- **WHAT YOU NEED TO DO**
Report the count of lines below in which the string "that" occurs; include nothing else.

◆ ◆ ◆ ◆ ◆

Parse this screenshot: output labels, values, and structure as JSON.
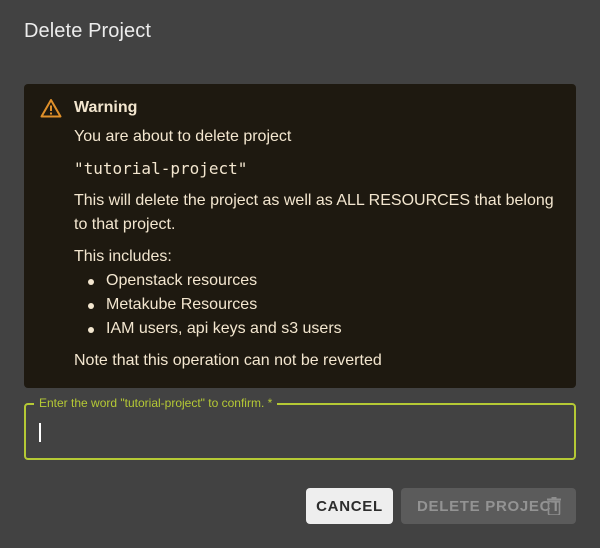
{
  "dialog": {
    "title": "Delete Project"
  },
  "warning": {
    "heading": "Warning",
    "line1": "You are about to delete project",
    "project_name": "\"tutorial-project\"",
    "line2a": "This will delete the project as well as ALL RESOURCES that belong",
    "line2b": "to that project.",
    "includes_label": "This includes:",
    "items": [
      "Openstack resources",
      "Metakube Resources",
      "IAM users, api keys and s3 users"
    ],
    "note": "Note that this operation can not be reverted"
  },
  "confirm_field": {
    "label": "Enter the word \"tutorial-project\" to confirm. *",
    "value": ""
  },
  "actions": {
    "cancel_label": "CANCEL",
    "delete_label": "DELETE PROJECT"
  },
  "colors": {
    "accent": "#b5c935",
    "warning_icon": "#e0902a",
    "dialog_bg": "#424242",
    "warning_bg": "#1e1910"
  },
  "icons": {
    "warning": "warning-triangle-icon",
    "delete": "trash-icon"
  }
}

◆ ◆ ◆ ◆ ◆

- **ANSWER**
3